> [INSTRUCTIONS FOR THE TASK]: From the first entry to the last, repeat them all exactly.

> [EXERCISE DATA]:
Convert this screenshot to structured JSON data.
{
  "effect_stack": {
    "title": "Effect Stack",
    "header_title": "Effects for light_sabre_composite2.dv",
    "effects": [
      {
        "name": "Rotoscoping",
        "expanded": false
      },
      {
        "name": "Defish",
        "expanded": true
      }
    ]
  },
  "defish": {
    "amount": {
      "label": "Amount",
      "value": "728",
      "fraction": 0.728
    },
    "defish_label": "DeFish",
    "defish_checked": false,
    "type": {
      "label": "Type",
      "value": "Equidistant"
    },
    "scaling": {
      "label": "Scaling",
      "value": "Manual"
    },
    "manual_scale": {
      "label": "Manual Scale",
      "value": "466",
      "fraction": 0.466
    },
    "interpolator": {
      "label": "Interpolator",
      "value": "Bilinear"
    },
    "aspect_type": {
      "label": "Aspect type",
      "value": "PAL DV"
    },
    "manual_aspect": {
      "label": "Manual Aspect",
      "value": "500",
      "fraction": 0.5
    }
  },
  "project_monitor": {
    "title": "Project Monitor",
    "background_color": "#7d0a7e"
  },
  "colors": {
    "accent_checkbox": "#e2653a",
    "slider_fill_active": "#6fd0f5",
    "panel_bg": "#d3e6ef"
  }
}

> [EXERCISE SOLUTION]:
Convert this screenshot to structured JSON data.
{
  "effect_stack": {
    "title": "Effect Stack",
    "header_title": "Effects for light_sabre_composite2.dv",
    "effects": [
      {
        "name": "Rotoscoping",
        "expanded": false
      },
      {
        "name": "Defish",
        "expanded": true
      }
    ]
  },
  "defish": {
    "amount": {
      "label": "Amount",
      "value": "728",
      "fraction": 0.728
    },
    "defish_label": "DeFish",
    "defish_checked": false,
    "type": {
      "label": "Type",
      "value": "Equidistant"
    },
    "scaling": {
      "label": "Scaling",
      "value": "Manual"
    },
    "manual_scale": {
      "label": "Manual Scale",
      "value": "466",
      "fraction": 0.466
    },
    "interpolator": {
      "label": "Interpolator",
      "value": "Bilinear"
    },
    "aspect_type": {
      "label": "Aspect type",
      "value": "PAL DV"
    },
    "manual_aspect": {
      "label": "Manual Aspect",
      "value": "500",
      "fraction": 0.5
    }
  },
  "project_monitor": {
    "title": "Project Monitor",
    "background_color": "#7d0a7e"
  },
  "colors": {
    "accent_checkbox": "#e2653a",
    "slider_fill_active": "#6fd0f5",
    "panel_bg": "#d3e6ef"
  }
}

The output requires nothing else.